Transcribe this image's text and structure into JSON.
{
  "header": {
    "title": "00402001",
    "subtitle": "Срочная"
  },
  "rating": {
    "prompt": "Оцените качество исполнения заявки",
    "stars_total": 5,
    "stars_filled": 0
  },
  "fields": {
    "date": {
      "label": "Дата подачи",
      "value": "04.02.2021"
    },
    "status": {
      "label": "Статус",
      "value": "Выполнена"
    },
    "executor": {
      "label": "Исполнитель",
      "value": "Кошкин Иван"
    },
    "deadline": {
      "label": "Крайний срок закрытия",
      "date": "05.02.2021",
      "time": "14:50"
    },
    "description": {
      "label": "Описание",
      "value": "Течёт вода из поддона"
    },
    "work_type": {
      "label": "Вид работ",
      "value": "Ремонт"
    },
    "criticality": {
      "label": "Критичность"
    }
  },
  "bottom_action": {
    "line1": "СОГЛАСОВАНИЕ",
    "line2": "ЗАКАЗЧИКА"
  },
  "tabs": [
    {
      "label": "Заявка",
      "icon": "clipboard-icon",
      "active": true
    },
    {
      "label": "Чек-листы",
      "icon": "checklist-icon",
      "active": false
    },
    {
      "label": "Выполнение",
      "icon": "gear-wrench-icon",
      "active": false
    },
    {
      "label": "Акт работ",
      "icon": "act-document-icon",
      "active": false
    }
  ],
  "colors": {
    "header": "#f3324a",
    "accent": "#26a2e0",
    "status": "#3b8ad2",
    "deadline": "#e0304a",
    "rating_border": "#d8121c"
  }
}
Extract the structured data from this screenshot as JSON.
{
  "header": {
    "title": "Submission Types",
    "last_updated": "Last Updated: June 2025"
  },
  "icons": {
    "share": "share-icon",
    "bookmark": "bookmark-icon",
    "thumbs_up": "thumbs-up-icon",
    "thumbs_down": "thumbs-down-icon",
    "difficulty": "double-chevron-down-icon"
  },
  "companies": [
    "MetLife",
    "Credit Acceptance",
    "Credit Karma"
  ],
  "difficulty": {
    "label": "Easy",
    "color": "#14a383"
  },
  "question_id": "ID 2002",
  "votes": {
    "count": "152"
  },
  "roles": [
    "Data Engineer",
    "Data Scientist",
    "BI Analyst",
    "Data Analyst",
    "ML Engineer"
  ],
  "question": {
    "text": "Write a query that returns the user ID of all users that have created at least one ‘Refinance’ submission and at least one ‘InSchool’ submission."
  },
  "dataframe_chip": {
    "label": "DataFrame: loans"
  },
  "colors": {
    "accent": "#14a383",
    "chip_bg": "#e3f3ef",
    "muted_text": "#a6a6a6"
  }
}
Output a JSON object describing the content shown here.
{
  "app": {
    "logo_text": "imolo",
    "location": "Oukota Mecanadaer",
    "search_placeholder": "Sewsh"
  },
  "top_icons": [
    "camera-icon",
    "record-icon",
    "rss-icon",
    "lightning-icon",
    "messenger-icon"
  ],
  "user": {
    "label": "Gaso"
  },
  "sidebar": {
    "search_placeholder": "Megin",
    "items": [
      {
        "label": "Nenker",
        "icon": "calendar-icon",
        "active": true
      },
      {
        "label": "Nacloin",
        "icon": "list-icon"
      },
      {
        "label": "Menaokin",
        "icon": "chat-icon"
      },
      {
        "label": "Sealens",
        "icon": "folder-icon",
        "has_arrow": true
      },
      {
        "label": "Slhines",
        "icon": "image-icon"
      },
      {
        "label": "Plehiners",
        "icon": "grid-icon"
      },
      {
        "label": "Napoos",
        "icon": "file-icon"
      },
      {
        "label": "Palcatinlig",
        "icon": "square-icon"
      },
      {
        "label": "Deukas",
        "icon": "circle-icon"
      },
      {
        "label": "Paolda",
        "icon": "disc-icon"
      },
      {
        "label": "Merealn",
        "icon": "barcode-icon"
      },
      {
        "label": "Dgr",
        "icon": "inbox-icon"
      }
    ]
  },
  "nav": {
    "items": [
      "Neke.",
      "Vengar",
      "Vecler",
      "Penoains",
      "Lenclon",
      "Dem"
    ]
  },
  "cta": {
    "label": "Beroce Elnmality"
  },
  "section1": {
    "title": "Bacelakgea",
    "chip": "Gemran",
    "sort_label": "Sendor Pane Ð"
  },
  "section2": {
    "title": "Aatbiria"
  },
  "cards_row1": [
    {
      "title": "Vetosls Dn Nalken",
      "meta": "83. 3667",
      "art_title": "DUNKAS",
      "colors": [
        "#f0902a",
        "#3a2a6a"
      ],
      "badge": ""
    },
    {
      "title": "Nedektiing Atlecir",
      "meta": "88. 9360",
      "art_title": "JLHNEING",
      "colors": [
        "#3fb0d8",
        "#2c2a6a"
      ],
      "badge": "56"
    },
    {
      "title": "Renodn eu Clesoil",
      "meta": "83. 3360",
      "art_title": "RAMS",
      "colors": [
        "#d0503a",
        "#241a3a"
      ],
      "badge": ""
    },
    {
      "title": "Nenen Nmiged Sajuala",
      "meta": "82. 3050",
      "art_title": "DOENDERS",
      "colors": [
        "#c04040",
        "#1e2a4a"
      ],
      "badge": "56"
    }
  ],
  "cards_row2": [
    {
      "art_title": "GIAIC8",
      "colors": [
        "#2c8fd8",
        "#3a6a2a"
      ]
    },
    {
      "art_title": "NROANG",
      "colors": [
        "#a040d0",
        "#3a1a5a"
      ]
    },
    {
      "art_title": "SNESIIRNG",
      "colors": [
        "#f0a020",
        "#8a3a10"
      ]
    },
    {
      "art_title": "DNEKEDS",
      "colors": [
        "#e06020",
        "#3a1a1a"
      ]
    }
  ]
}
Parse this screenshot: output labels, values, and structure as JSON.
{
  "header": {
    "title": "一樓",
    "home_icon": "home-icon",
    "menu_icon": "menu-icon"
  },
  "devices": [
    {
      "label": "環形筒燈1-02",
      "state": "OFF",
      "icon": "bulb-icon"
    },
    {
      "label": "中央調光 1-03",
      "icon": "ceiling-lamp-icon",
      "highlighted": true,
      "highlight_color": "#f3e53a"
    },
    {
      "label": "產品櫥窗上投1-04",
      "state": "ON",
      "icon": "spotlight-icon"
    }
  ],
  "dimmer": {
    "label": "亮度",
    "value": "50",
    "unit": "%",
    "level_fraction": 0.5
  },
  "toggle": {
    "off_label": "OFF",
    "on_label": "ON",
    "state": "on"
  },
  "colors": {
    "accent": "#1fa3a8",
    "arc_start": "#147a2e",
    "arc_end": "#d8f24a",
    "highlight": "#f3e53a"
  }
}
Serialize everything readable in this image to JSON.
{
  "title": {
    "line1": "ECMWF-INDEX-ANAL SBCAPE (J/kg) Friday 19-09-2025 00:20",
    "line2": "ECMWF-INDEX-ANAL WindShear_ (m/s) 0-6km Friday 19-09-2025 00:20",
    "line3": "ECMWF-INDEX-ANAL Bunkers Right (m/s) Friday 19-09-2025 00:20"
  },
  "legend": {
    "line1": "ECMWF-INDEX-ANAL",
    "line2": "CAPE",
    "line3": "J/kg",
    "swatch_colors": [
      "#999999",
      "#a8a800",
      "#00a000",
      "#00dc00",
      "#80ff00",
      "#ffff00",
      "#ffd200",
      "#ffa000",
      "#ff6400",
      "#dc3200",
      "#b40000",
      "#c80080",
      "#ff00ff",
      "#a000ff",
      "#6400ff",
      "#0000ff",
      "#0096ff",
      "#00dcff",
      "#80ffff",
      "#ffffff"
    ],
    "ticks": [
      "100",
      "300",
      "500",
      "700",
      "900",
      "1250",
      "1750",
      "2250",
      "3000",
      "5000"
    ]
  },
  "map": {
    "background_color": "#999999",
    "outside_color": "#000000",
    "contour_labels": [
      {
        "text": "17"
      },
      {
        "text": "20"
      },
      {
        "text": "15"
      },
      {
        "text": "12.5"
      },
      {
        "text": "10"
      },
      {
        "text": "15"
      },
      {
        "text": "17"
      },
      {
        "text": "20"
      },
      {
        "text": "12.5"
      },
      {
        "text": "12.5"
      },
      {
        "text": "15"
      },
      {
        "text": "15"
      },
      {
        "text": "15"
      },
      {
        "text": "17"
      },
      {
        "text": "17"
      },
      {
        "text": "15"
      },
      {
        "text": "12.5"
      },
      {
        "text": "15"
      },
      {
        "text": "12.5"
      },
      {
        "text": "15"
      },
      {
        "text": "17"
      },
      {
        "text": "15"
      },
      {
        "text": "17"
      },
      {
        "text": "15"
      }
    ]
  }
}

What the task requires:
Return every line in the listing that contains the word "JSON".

Solution below:
Transcribe this image's text and structure into JSON.
Extract the structured data from this screenshot as JSON.
Output a JSON object describing the content shown here.
Parse this screenshot: output labels, values, and structure as JSON.
Serialize everything readable in this image to JSON.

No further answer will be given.